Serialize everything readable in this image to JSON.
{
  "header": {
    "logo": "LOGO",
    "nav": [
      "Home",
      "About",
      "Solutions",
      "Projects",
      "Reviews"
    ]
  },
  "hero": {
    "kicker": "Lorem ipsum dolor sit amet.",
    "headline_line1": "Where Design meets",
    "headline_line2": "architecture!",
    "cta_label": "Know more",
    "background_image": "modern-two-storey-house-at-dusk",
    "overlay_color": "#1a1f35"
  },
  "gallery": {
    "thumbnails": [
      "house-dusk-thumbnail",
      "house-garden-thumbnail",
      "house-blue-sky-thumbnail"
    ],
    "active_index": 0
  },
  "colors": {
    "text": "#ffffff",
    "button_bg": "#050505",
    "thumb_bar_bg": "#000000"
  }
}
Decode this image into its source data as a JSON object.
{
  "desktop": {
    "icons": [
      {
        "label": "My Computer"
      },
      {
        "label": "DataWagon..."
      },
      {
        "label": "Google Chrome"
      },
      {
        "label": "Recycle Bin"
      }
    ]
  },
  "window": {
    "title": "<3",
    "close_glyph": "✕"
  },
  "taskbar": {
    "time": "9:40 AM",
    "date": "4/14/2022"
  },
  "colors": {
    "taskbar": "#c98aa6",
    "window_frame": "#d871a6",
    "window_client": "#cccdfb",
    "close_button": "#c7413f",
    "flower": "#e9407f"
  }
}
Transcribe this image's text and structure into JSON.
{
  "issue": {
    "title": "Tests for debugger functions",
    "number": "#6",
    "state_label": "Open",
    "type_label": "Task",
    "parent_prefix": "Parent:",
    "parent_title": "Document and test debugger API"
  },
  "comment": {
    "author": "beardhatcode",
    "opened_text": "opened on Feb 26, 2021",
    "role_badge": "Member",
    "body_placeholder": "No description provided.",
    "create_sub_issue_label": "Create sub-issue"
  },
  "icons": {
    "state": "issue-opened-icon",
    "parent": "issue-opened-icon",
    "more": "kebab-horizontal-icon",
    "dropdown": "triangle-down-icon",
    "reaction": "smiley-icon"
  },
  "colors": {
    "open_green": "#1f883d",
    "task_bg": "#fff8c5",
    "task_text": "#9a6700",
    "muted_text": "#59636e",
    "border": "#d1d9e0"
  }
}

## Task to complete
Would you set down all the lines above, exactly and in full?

## Reply
Serialize everything readable in this image to JSON.
{
  "header": {
    "logo": "LOGO",
    "nav": [
      "Home",
      "About",
      "Solutions",
      "Projects",
      "Reviews"
    ]
  },
  "hero": {
    "kicker": "Lorem ipsum dolor sit amet.",
    "headline_line1": "Where Design meets",
    "headline_line2": "architecture!",
    "cta_label": "Know more",
    "background_image": "modern-two-storey-house-at-dusk",
    "overlay_color": "#1a1f35"
  },
  "gallery": {
    "thumbnails": [
      "house-dusk-thumbnail",
      "house-garden-thumbnail",
      "house-blue-sky-thumbnail"
    ],
    "active_index": 0
  },
  "colors": {
    "text": "#ffffff",
    "button_bg": "#050505",
    "thumb_bar_bg": "#000000"
  }
}
Decode this image into its source data as a JSON object.
{
  "desktop": {
    "icons": [
      {
        "label": "My Computer"
      },
      {
        "label": "DataWagon..."
      },
      {
        "label": "Google Chrome"
      },
      {
        "label": "Recycle Bin"
      }
    ]
  },
  "window": {
    "title": "<3",
    "close_glyph": "✕"
  },
  "taskbar": {
    "time": "9:40 AM",
    "date": "4/14/2022"
  },
  "colors": {
    "taskbar": "#c98aa6",
    "window_frame": "#d871a6",
    "window_client": "#cccdfb",
    "close_button": "#c7413f",
    "flower": "#e9407f"
  }
}
Transcribe this image's text and structure into JSON.
{
  "issue": {
    "title": "Tests for debugger functions",
    "number": "#6",
    "state_label": "Open",
    "type_label": "Task",
    "parent_prefix": "Parent:",
    "parent_title": "Document and test debugger API"
  },
  "comment": {
    "author": "beardhatcode",
    "opened_text": "opened on Feb 26, 2021",
    "role_badge": "Member",
    "body_placeholder": "No description provided.",
    "create_sub_issue_label": "Create sub-issue"
  },
  "icons": {
    "state": "issue-opened-icon",
    "parent": "issue-opened-icon",
    "more": "kebab-horizontal-icon",
    "dropdown": "triangle-down-icon",
    "reaction": "smiley-icon"
  },
  "colors": {
    "open_green": "#1f883d",
    "task_bg": "#fff8c5",
    "task_text": "#9a6700",
    "muted_text": "#59636e",
    "border": "#d1d9e0"
  }
}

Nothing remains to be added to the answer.